Brief Summary

The Office of the University Dean for Recruitment and Diversity and the Diversity Conference Planning Committee are pleased to invite you to Building on a Strong Foundation: Opportunities and Challenges, the inaugural CUNY Faculty Diversity and Inclusion Conference scheduled for Friday, March 8, 2013, at the CUNY Graduate Center.

The Faculty Diversity and Inclusion Conference will address a range of critically important opportunities and challenges related to faculty diversity and inclusion as identified in the CUNY Diversity Action Plan. Highlights of the event include:

•    Opportunities to learn from colleagues

•    Nationally recognized plenary speakers

•    Engaging, thought-provoking breakout sessions organized by CUNY faculty

The Faculty Seminar members organized the following panel.

11:00 AM - 11:45 AM SESSION 7: Grounded Mentoring of Untenured and Mid-Career Black and Latino Faculty
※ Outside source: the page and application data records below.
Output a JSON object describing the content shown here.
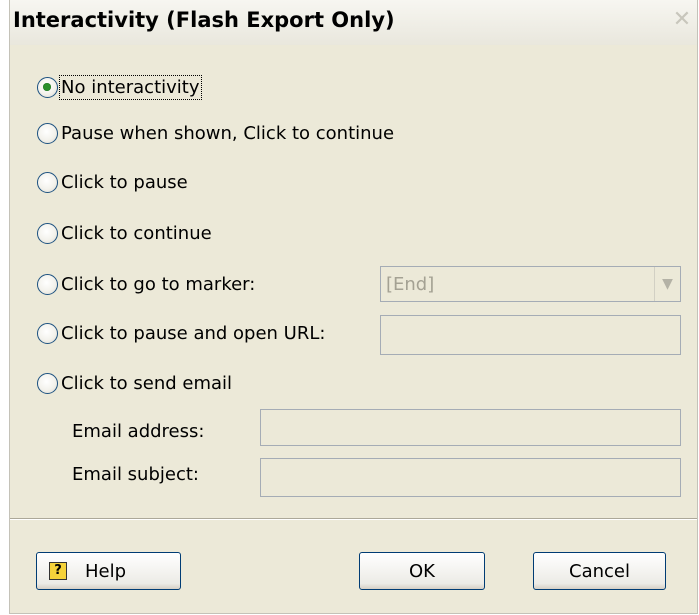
{
  "dialog": {
    "title": "Interactivity (Flash Export Only)",
    "close_glyph": "✕"
  },
  "options": {
    "no_interactivity": "No interactivity",
    "pause_click_continue": "Pause when shown, Click to continue",
    "click_to_pause": "Click to pause",
    "click_to_continue": "Click to continue",
    "click_go_to_marker": "Click to go to marker:",
    "click_pause_open_url": "Click to pause and open URL:",
    "click_send_email": "Click to send email",
    "selected": "No interactivity"
  },
  "marker": {
    "value": "[End]"
  },
  "url": {
    "value": ""
  },
  "email": {
    "address_label": "Email address:",
    "address_value": "",
    "subject_label": "Email subject:",
    "subject_value": ""
  },
  "buttons": {
    "help": "Help",
    "help_icon_glyph": "?",
    "ok": "OK",
    "cancel": "Cancel"
  },
  "colors": {
    "dialog_bg": "#ece9d8",
    "radio_border": "#1c5180",
    "radio_dot": "#2a8f2a",
    "button_border": "#003c74"
  }
}
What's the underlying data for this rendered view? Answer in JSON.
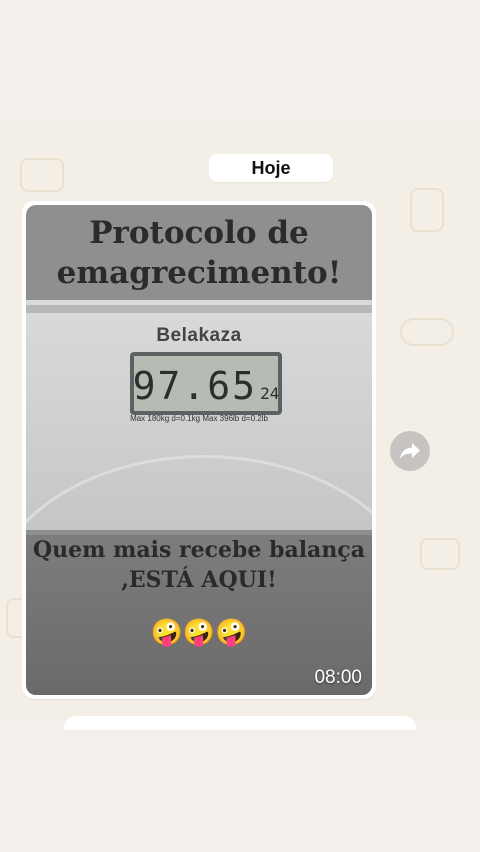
{
  "date_chip": "Hoje",
  "message": {
    "headline": "Protocolo de emagrecimento!",
    "scale": {
      "brand": "Belakaza",
      "display_main": "97.65",
      "display_small": "24",
      "specs": "Max 180kg d=0.1kg Max 396lb d=0.2lb"
    },
    "caption": "Quem mais recebe balança ,ESTÁ AQUI!",
    "emojis": "🤪🤪🤪",
    "time": "08:00"
  },
  "icons": {
    "forward": "forward-arrow-icon"
  },
  "colors": {
    "chat_background": "#f4efe6",
    "bubble": "#ffffff",
    "forward_button": "#c7c3c0"
  }
}
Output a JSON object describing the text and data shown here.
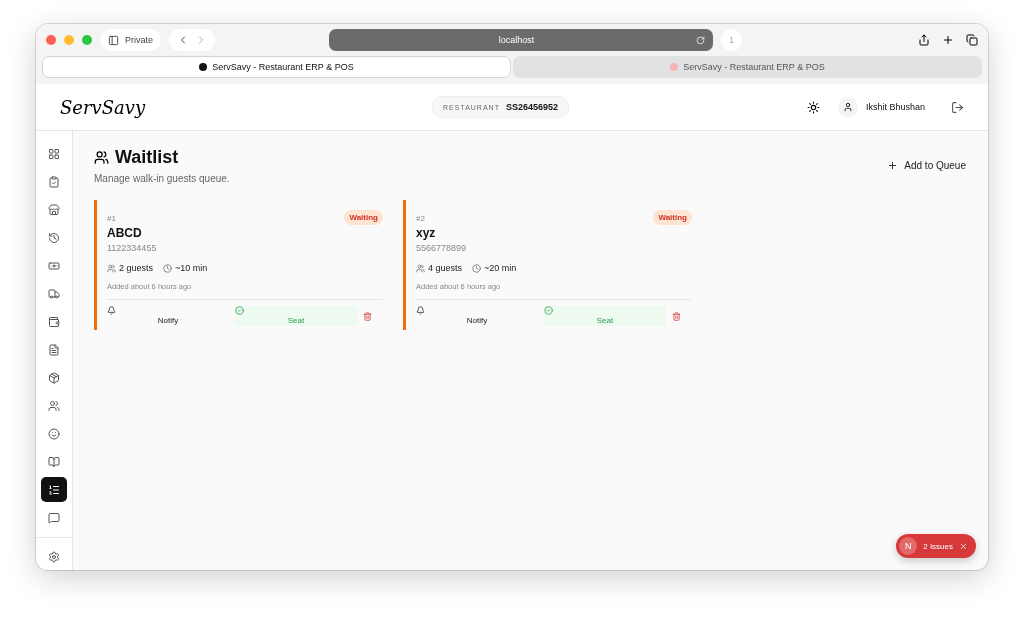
{
  "browser": {
    "private_label": "Private",
    "url": "localhost",
    "shield_count": "1",
    "tabs": [
      {
        "title": "ServSavy - Restaurant ERP & POS",
        "selected": true
      },
      {
        "title": "ServSavy - Restaurant ERP & POS",
        "selected": false
      }
    ]
  },
  "header": {
    "logo": "ServSavy",
    "restaurant_label": "RESTAURANT",
    "restaurant_code": "SS26456952",
    "user_name": "Ikshit Bhushan"
  },
  "sidebar": {
    "items": [
      {
        "selected": false
      },
      {
        "selected": false
      },
      {
        "selected": false
      },
      {
        "selected": false
      },
      {
        "selected": false
      },
      {
        "selected": false
      },
      {
        "selected": false
      },
      {
        "selected": false
      },
      {
        "selected": false
      },
      {
        "selected": false
      },
      {
        "selected": false
      },
      {
        "selected": false
      },
      {
        "selected": true
      },
      {
        "selected": false
      }
    ]
  },
  "page": {
    "title": "Waitlist",
    "subtitle": "Manage walk-in guests queue.",
    "add_button": "Add to Queue"
  },
  "entries": [
    {
      "number": "#1",
      "name": "ABCD",
      "phone": "1122334455",
      "guests": "2 guests",
      "wait": "~10 min",
      "added": "Added about 6 hours ago",
      "status": "Waiting",
      "notify": "Notify",
      "seat": "Seat"
    },
    {
      "number": "#2",
      "name": "xyz",
      "phone": "5566778899",
      "guests": "4 guests",
      "wait": "~20 min",
      "added": "Added about 6 hours ago",
      "status": "Waiting",
      "notify": "Notify",
      "seat": "Seat"
    }
  ],
  "issues": {
    "logo": "N",
    "label": "2 Issues"
  }
}
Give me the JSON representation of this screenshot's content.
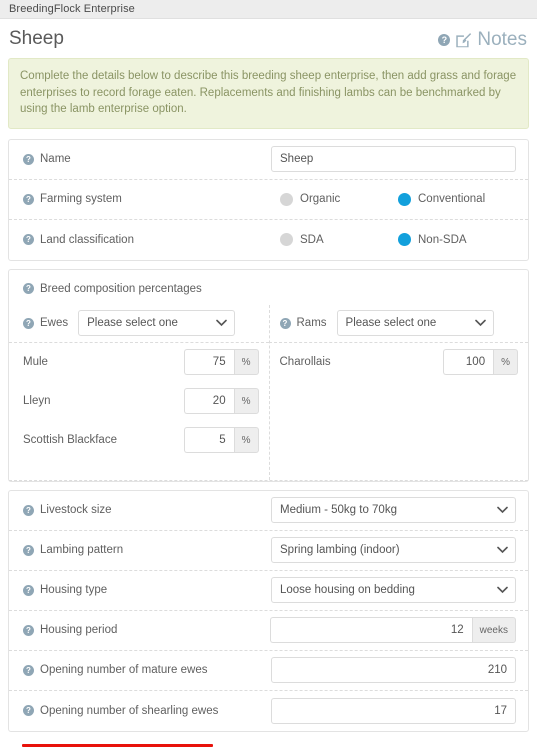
{
  "topbar": {
    "breadcrumb": "BreedingFlock Enterprise"
  },
  "header": {
    "title": "Sheep",
    "notes_label": "Notes",
    "help_icon": "help-circle-icon",
    "notes_icon": "edit-pencil-square-icon"
  },
  "alert": {
    "text": "Complete the details below to describe this breeding sheep enterprise, then add grass and forage enterprises to record forage eaten. Replacements and finishing lambs can be benchmarked by using the lamb enterprise option.",
    "bg_color": "#eff3dd",
    "text_color": "#8a9464"
  },
  "colors": {
    "accent_blue": "#12a0dc",
    "radio_off": "#d6d6d6",
    "help_icon": "#8fa6b5",
    "annotation_red": "#e8120b"
  },
  "form": {
    "name": {
      "label": "Name",
      "value": "Sheep",
      "placeholder": ""
    },
    "farming_system": {
      "label": "Farming system",
      "options": [
        "Organic",
        "Conventional"
      ],
      "selected": "Conventional"
    },
    "land_classification": {
      "label": "Land classification",
      "options": [
        "SDA",
        "Non-SDA"
      ],
      "selected": "Non-SDA"
    },
    "breed_composition": {
      "heading": "Breed composition percentages",
      "ewes": {
        "label": "Ewes",
        "select_value": "Please select one",
        "breeds": [
          {
            "name": "Mule",
            "value": "75",
            "unit": "%"
          },
          {
            "name": "Lleyn",
            "value": "20",
            "unit": "%"
          },
          {
            "name": "Scottish Blackface",
            "value": "5",
            "unit": "%"
          }
        ]
      },
      "rams": {
        "label": "Rams",
        "select_value": "Please select one",
        "breeds": [
          {
            "name": "Charollais",
            "value": "100",
            "unit": "%"
          }
        ]
      }
    },
    "livestock_size": {
      "label": "Livestock size",
      "value": "Medium - 50kg to 70kg"
    },
    "lambing_pattern": {
      "label": "Lambing pattern",
      "value": "Spring lambing (indoor)"
    },
    "housing_type": {
      "label": "Housing type",
      "value": "Loose housing on bedding"
    },
    "housing_period": {
      "label": "Housing period",
      "value": "12",
      "unit": "weeks"
    },
    "opening_mature_ewes": {
      "label": "Opening number of mature ewes",
      "value": "210"
    },
    "opening_shearling_ewes": {
      "label": "Opening number of shearling ewes",
      "value": "17"
    }
  }
}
Arlene Torres, Associate Professor, Africana & Puerto Rican/Latino Studies & Director, Chancellor’s Latino Faculty Initiative, Hunter College

Anthony Browne, Associate Professor, Africana & Puerto Rican/Latino Studies, Hunter College

Milagros Denis-Rosario, Assistant Professor, Africana & Puerto Rican/Latino Studies, Hunter College

This panel will chronicle efforts to confront issues of retention and the promotion of Latino and Black faculty. The panelists will describe a year-long seminar that seeks to alleviate concerns around promotion and productivity of untenured and mid-career faculty of color. They will summarize the findings of this initiative, developed at Hunter College. The presenters will share the results of their research which suggest that a supportive structure that encourages risk and is undergirded by clear expectations can increase scholarly productivity while fostering community among underrepresented faculty. They will also discuss with participants how to implement similar programs on their campuses.